▶ **Supplied records**
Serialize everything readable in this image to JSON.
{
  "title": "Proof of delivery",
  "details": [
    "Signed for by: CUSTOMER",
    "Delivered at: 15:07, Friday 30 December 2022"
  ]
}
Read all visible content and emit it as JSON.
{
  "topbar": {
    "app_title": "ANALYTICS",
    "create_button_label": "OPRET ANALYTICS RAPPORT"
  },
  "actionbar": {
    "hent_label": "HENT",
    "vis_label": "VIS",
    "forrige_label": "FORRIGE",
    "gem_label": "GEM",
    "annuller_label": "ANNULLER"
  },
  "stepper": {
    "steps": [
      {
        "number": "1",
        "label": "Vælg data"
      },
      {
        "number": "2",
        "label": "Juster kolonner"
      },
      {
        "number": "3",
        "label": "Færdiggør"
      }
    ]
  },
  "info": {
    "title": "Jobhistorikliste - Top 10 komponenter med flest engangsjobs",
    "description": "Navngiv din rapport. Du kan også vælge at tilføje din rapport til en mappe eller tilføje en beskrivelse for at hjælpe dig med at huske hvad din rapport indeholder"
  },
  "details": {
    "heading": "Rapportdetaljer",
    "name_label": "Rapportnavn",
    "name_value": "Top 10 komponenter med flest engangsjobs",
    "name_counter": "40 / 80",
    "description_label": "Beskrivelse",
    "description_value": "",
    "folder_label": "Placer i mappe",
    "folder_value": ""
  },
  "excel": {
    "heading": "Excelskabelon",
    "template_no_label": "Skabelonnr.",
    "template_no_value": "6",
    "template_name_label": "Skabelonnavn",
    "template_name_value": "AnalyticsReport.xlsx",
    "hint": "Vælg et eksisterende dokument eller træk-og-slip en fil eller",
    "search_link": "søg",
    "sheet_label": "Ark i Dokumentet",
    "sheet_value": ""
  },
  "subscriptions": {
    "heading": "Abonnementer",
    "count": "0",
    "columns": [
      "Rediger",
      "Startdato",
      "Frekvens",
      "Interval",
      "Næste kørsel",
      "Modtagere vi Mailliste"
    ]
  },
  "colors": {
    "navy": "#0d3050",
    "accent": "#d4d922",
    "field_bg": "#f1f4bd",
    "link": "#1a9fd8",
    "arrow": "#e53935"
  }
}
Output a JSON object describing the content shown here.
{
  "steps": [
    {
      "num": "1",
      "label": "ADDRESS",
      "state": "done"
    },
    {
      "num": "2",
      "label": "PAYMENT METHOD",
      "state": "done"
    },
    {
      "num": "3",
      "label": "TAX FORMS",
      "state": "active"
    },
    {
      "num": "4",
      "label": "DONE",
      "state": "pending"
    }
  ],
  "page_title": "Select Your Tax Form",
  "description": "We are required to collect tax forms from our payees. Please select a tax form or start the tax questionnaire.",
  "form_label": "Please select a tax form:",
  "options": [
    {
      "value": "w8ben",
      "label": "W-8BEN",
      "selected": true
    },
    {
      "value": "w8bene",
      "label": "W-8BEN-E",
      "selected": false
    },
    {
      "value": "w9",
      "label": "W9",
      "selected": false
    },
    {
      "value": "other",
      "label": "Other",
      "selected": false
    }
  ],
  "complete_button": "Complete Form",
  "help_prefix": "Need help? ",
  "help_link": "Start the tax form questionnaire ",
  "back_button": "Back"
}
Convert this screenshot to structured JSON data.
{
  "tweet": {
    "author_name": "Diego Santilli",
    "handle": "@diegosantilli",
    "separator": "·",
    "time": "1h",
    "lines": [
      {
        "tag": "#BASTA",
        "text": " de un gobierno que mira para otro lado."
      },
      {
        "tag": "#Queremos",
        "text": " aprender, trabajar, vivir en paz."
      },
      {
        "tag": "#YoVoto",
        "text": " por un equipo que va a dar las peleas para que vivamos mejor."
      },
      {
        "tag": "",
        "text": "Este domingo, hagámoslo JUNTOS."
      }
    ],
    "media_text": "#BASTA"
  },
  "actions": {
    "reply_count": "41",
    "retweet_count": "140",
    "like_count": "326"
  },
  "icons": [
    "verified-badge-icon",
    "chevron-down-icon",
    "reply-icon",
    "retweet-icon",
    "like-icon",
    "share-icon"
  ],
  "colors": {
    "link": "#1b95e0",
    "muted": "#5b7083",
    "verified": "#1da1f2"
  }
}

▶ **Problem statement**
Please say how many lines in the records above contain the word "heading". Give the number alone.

▶ **Response below**
3